Judge to Treasury: Turn Over All Discovery Documents
- July 27, 2015
The federal judge overseeing the Fairholme case ruled last week that the U.S. Treasury must release all documents it has concerning the conservatorship of Fannie Mae and Freddie Mac. The ruling from Judge Margaret Sweeney grants a motion filed by Fairholme’s attorneys to force the government to stop withholding documents it claims are protected under privilege or because the contents could impact the markets.
Fairholme’s attorneys have argued that the government is deliberately stonewalling, making it more difficult to get a true understanding of the events and decisions leading up to the Third Amendment Sweep.
HousingWire had a good write-up on this ruling, quoting Rafferty Capital Markets analyst Richard Bove saying it’s a “big win” for the plaintiffs. The article also quoted an earlier ruling from Judge Sweeney that seemed to hint at this ruling:
‘”The evidence needed by plaintiffs to respond to defendant’s jurisdictional allegations is within the hands of defendant, and otherwise not publicly available,’ Sweeney wrote earlier this year. ‘Thus, plaintiffs are entitled to discovery on this issue.’
“‘Therefore, in light of the parties’ dispute over jurisdictional facts and plaintiffs’ apparent lack of sufficient evidence to respond to defendant’s motion to dismiss, plaintiffs are entitled to conduct discovery in order to meet their burden of presenting the proof necessary to establish this court’s jurisdiction.’”
This is a significant ruling that shows Judge Sweeney sees the government telling different courts different things – her court of Federal Claims and Judge Royce Lamberth in the District Court for D.C.
In practical terms, the ruling means Fairholme’s attorneys can bring all of the protected information currently under seal – more than 10,000 pages worth of depositions, documents and whatever else falls under the discovery terms – into the D.C. Circuit without having to keep going back to the judge for decisions on individual components.
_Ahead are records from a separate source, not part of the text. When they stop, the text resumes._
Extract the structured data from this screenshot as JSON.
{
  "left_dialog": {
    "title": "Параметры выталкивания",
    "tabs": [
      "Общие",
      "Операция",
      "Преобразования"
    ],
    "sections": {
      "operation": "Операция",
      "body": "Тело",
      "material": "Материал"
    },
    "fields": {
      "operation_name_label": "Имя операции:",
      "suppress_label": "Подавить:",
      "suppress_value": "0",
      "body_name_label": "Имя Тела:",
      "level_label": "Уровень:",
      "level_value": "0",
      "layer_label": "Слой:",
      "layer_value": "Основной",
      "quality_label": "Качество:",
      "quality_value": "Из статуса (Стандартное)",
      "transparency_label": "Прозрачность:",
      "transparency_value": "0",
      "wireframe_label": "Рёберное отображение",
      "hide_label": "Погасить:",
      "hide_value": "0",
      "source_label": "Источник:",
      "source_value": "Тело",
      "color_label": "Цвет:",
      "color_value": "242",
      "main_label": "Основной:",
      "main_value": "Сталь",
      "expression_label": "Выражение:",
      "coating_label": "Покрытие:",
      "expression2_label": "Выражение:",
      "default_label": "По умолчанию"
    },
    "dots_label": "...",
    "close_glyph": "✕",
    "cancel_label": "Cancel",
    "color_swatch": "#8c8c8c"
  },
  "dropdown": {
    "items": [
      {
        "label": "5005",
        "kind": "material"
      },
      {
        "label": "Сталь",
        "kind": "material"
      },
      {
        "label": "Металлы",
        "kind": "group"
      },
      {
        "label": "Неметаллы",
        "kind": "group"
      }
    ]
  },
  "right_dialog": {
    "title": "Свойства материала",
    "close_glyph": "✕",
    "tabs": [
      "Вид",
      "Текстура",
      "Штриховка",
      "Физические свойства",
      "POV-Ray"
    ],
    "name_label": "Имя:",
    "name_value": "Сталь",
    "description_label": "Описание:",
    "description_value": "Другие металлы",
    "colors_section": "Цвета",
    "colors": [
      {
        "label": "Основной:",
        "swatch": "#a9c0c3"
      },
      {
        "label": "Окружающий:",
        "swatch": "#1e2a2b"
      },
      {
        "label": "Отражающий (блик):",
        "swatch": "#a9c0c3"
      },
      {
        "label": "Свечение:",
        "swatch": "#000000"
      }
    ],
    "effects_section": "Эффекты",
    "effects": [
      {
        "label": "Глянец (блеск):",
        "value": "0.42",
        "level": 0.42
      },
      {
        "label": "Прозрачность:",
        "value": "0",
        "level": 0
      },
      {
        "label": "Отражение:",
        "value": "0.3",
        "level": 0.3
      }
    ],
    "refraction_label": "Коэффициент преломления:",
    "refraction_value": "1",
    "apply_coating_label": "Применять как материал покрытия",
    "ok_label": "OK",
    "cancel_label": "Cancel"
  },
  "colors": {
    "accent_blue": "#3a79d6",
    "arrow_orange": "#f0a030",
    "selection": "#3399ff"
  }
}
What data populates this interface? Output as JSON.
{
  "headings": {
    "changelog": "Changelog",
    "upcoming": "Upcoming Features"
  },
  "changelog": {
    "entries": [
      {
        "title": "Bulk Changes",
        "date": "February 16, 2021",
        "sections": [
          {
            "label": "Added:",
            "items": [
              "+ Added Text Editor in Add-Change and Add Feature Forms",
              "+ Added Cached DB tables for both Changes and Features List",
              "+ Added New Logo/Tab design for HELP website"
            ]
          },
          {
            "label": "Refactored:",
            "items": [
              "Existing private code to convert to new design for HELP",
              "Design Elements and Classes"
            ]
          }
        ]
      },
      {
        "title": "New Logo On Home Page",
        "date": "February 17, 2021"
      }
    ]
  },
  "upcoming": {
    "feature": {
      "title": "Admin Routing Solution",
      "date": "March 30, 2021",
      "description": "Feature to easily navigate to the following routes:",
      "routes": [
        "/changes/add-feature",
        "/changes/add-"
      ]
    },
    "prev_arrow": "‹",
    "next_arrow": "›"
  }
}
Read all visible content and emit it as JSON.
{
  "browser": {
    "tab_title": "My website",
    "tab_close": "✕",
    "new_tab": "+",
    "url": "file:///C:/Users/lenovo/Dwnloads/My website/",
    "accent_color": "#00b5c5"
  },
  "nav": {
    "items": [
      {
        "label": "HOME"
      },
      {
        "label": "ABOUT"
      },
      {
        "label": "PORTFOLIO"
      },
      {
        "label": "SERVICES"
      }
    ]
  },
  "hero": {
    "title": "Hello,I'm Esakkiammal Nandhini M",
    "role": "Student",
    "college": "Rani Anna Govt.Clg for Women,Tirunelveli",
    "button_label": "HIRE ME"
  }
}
An excellent Huffington Post piece by PopularEconomics.com editor and publisher Harlan Green says this will finally let shareholders “untangle” what occurred from 2008 to 2012. Noting that the funds the enterprises received have been “paid back in spades and the GSEs are not being allowed to recapitalize,” Green’s post is accompanied by a “Largest Taking In History … And Still Going!” graph, which you really should go check out.
We’re still waiting to see how Judge Sweeney will rule on a motion submitted recently by the New York Times calling for the “protected information” removed from depositions from Edward DeMarco, head of the Federal Housing Finance Agency when the Third Amendment took effect, and Mario Ugoletti, a Treasury official who oversaw the agency’s policy toward the GSEs at the time of the conservatorship and who moved over to FHFA as a Special Advisor to DeMarco.
Ugoletti has said that he played a key role in creating the Preferred Stock Purchase Agreements, which were later amended to become the Sweep. And while it’s not unusual for officials with specific knowledge or experience to move within or between agencies, in this situation, Ugoletti’s moves and statements raise questions as to whether he was acting independently at FHFA, as required of a conservator, or serving as an unofficial agent on behalf of the Treasury.
In the motion, the New York Times asserts its right to intervene in the discovery process as a news organization on behalf of the public, and states that the government has failed to show good cause for the continued confidentiality of the documents. From the motion, with emphasis added:
“ The public’s interest in the underlying facts of this case is undeniable … The case directly addresses how the Government is going about recouping public funds used in the bailout and whether other investors are being treated lawfully. The Government should not be able to hide from the public – voters and taxpayers – the facts that were central to the decisions that the Government made as part of the far-reaching effort to safeguard the U.S. economy. To the contrary, access to the evidence will enable the public to understand more fully the decisions the Government has made in the public’s name and to assess the wisdom and effect of those decisions.
“Good cause for continued confidentiality has not been shown here as to the Transcripts. As an initial matter, there is no indication that the Government has even attempted to articulate good cause for the confidentiality, and it cannot avoid its obligation to do so, despite the fact that the protective order currently exists.”
Ugoletti’s interagency communications bear additional scrutiny and documents related to this must be made public. We hope Judge Sweeney rules in favor of this motion as well. After all, the taxpayers who generously bailed out Fannie and Freddie and the shareholders who had their private property seized by their own government deserve to know the truth.